- _Work request_: Output all the records word for word. Drop the pictures.

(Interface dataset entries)
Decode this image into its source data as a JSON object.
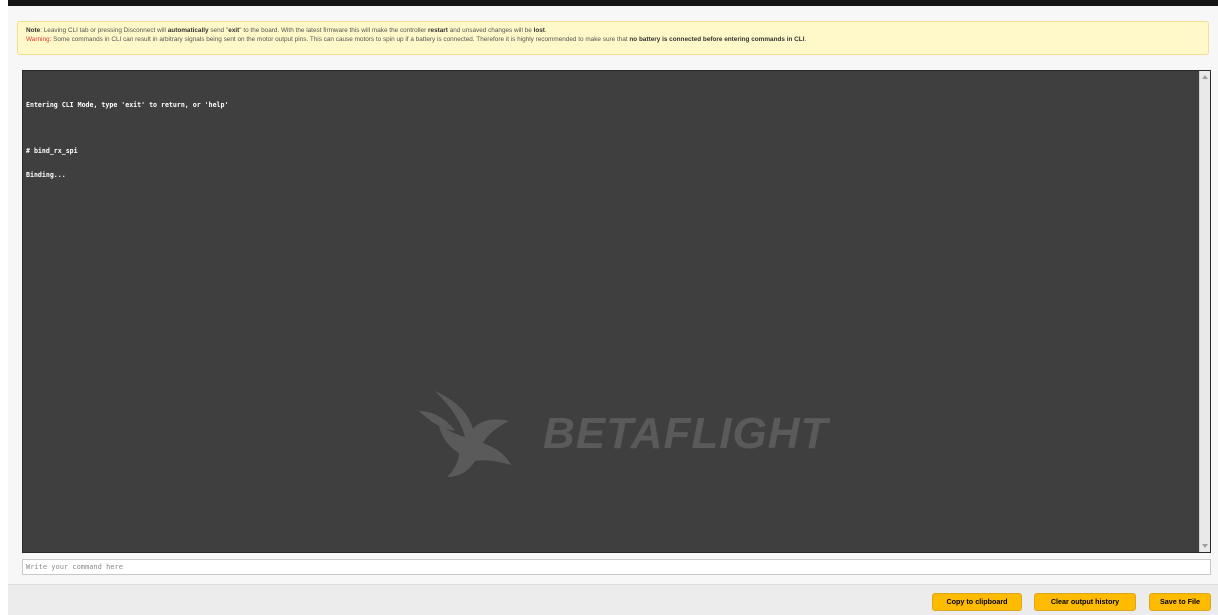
{
  "notice": {
    "note_label": "Note",
    "note_part1": ": Leaving CLI tab or pressing Disconnect will ",
    "note_bold1": "automatically",
    "note_part2": " send \"",
    "note_bold2": "exit",
    "note_part3": "\" to the board. With the latest firmware this will make the controller ",
    "note_bold3": "restart",
    "note_part4": " and unsaved changes will be ",
    "note_bold4": "lost",
    "note_part5": ".",
    "warning_label": "Warning",
    "warning_part1": ": Some commands in CLI can result in arbitrary signals being sent on the motor output pins. This can cause motors to spin up if a battery is connected. Therefore it is highly recommended to make sure that ",
    "warning_bold": "no battery is connected before entering commands in CLI",
    "warning_part2": "."
  },
  "console": {
    "lines": [
      "Entering CLI Mode, type 'exit' to return, or 'help'",
      "",
      "# bind_rx_spi",
      "Binding..."
    ],
    "watermark": "BETAFLIGHT"
  },
  "command_input": {
    "placeholder": "Write your command here",
    "value": ""
  },
  "buttons": {
    "copy": "Copy to clipboard",
    "clear": "Clear output history",
    "save": "Save to File"
  },
  "colors": {
    "accent": "#ffbb00",
    "console_bg": "#3f3f3f",
    "notice_bg": "#fff8c8",
    "warning": "#e2382e"
  }
}
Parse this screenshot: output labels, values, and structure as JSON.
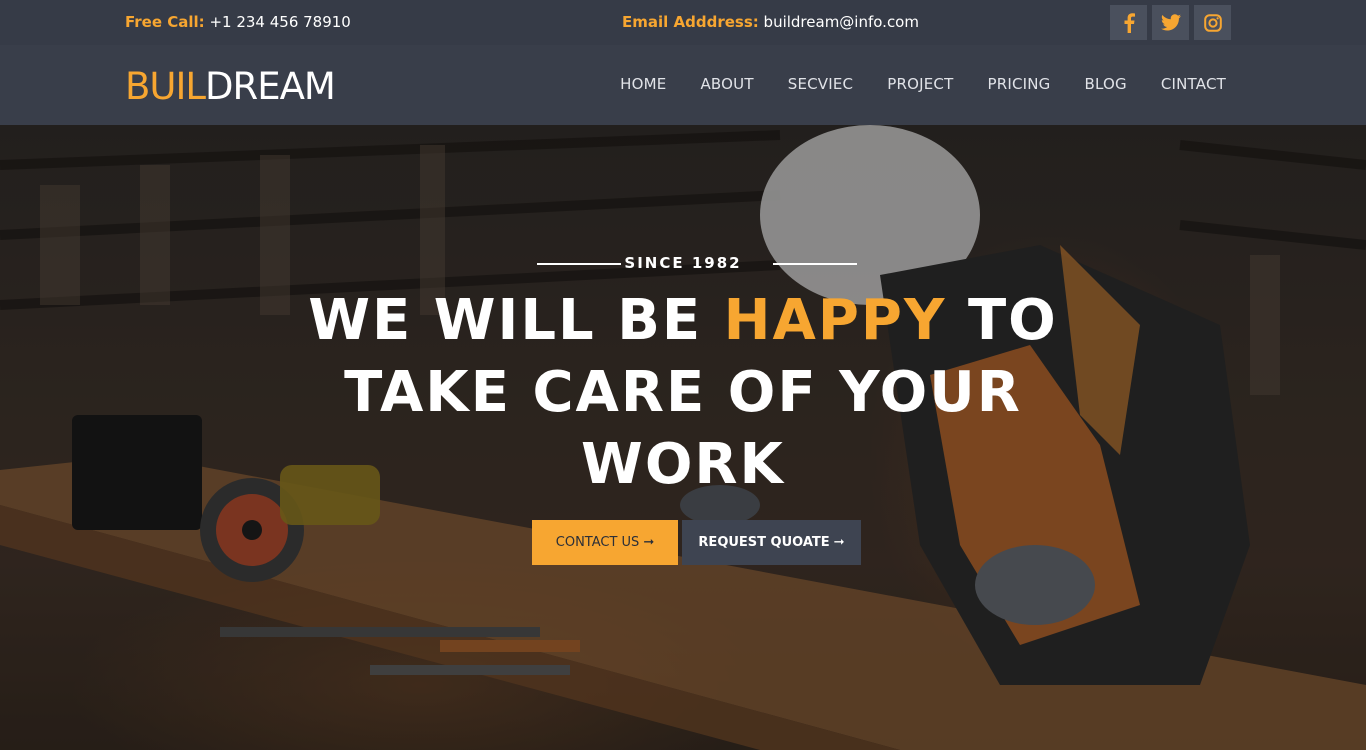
{
  "topbar": {
    "call_label": "Free Call:",
    "call_value": "+1 234 456 78910",
    "email_label": "Email Adddress:",
    "email_value": "buildream@info.com",
    "social": [
      {
        "icon": "facebook-icon"
      },
      {
        "icon": "twitter-icon"
      },
      {
        "icon": "instagram-icon"
      }
    ]
  },
  "logo": {
    "part1": "BUIL",
    "part2": "DREAM"
  },
  "nav": {
    "items": [
      {
        "label": "HOME"
      },
      {
        "label": "ABOUT"
      },
      {
        "label": "SECVIEC"
      },
      {
        "label": "PROJECT"
      },
      {
        "label": "PRICING"
      },
      {
        "label": "BLOG"
      },
      {
        "label": "CINTACT"
      }
    ]
  },
  "hero": {
    "since": "SINCE 1982",
    "headline_pre": "WE WILL BE ",
    "headline_accent": "HAPPY",
    "headline_post": " TO TAKE CARE OF YOUR WORK",
    "contact_button": "CONTACT US",
    "quote_button": "REQUEST QUOATE",
    "arrow": "➞"
  },
  "colors": {
    "accent": "#f7a631",
    "topbar_bg": "#363b47",
    "navbar_bg": "#393e4a",
    "dark_button": "#3e4451"
  }
}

- _Your solution_:
Decode this image into its source data as a JSON object.
{
  "notice": {
    "note_label": "Note",
    "note_part1": ": Leaving CLI tab or pressing Disconnect will ",
    "note_bold1": "automatically",
    "note_part2": " send \"",
    "note_bold2": "exit",
    "note_part3": "\" to the board. With the latest firmware this will make the controller ",
    "note_bold3": "restart",
    "note_part4": " and unsaved changes will be ",
    "note_bold4": "lost",
    "note_part5": ".",
    "warning_label": "Warning",
    "warning_part1": ": Some commands in CLI can result in arbitrary signals being sent on the motor output pins. This can cause motors to spin up if a battery is connected. Therefore it is highly recommended to make sure that ",
    "warning_bold": "no battery is connected before entering commands in CLI",
    "warning_part2": "."
  },
  "console": {
    "lines": [
      "Entering CLI Mode, type 'exit' to return, or 'help'",
      "",
      "# bind_rx_spi",
      "Binding..."
    ],
    "watermark": "BETAFLIGHT"
  },
  "command_input": {
    "placeholder": "Write your command here",
    "value": ""
  },
  "buttons": {
    "copy": "Copy to clipboard",
    "clear": "Clear output history",
    "save": "Save to File"
  },
  "colors": {
    "accent": "#ffbb00",
    "console_bg": "#3f3f3f",
    "notice_bg": "#fff8c8",
    "warning": "#e2382e"
  }
}
Parse this screenshot: output labels, values, and structure as JSON.
{
  "topbar": {
    "call_label": "Free Call:",
    "call_value": "+1 234 456 78910",
    "email_label": "Email Adddress:",
    "email_value": "buildream@info.com",
    "social": [
      {
        "icon": "facebook-icon"
      },
      {
        "icon": "twitter-icon"
      },
      {
        "icon": "instagram-icon"
      }
    ]
  },
  "logo": {
    "part1": "BUIL",
    "part2": "DREAM"
  },
  "nav": {
    "items": [
      {
        "label": "HOME"
      },
      {
        "label": "ABOUT"
      },
      {
        "label": "SECVIEC"
      },
      {
        "label": "PROJECT"
      },
      {
        "label": "PRICING"
      },
      {
        "label": "BLOG"
      },
      {
        "label": "CINTACT"
      }
    ]
  },
  "hero": {
    "since": "SINCE 1982",
    "headline_pre": "WE WILL BE ",
    "headline_accent": "HAPPY",
    "headline_post": " TO TAKE CARE OF YOUR WORK",
    "contact_button": "CONTACT US",
    "quote_button": "REQUEST QUOATE",
    "arrow": "➞"
  },
  "colors": {
    "accent": "#f7a631",
    "topbar_bg": "#363b47",
    "navbar_bg": "#393e4a",
    "dark_button": "#3e4451"
  }
}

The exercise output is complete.